- By Jason Miller
- Sep 11, 2007
Agencies have until Nov. 12 to develop a plan to start using the International Trade Data System to collect information to clear or license import and export cargo.
Clay Johnson, the Office of Management and Budgets deputy director for management, sent a memo to heads of agencies requiring the use of the system by 2009.
When fully utilized, ITDS will help us reduce redundant information collections, efficiently regulate the flow of commerce and effectively enforce international trade laws, Johnson said in the memo.
The International Trade Data System (ITDS) is part of the Automated Commerce Environment, run by the Homeland Security Departments Customs and Border Protection directorate, and several agencies already use it.
ITDS, according to its Web site, helps participating agencies produce and maintain standard data related to international trade and border regulatory and enforcement processes. Agencies eventually will submit this data to ACE.
The goal of this data harmonization effort is to support the ITDS vision of a seamless automated approach to federal regulation at our borders, the Web site states.
In 2006, according to ITDS, agencies filed more than 31.3 million customs entries for imported shipments. Approximately, 30 percent of those shipments involved regulation by government agencies other than CBP, the Web site states.
Agencies using ITDS will have real-time access to this information to meet their regulatory or statistical requirements, according to the Web site.
The SAFE Port Act of 2006, signed into law in October 2006, mandates that all agencies requiring documentation of cargo clearing or licensing to use ITDS. The Web site says more than 30 agencies already use it.
OMB said agencies must assign a senior executive to participate in an interagency team led by Treasury and DHS.
OMBs decision to require agencies to use ITDS is a recommendation from a working group, which President Bush in a July executive order charged with reviewing and assessing current import safety procedures and methods, surveying authorities and practices of agencies and outlining steps to improve the safety of imports.
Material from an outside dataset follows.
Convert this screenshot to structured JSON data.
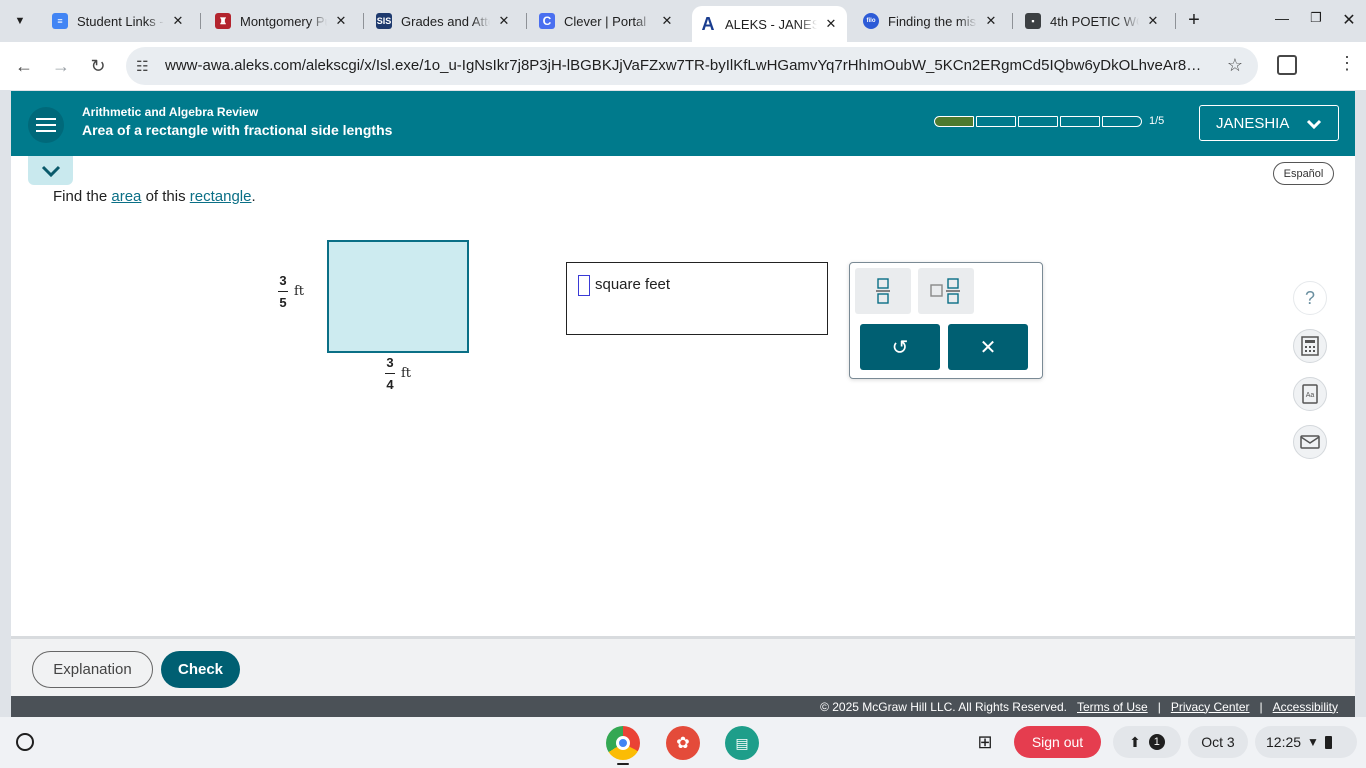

OMB will track agency progress through the Presidents Management Agenda, Johnson said.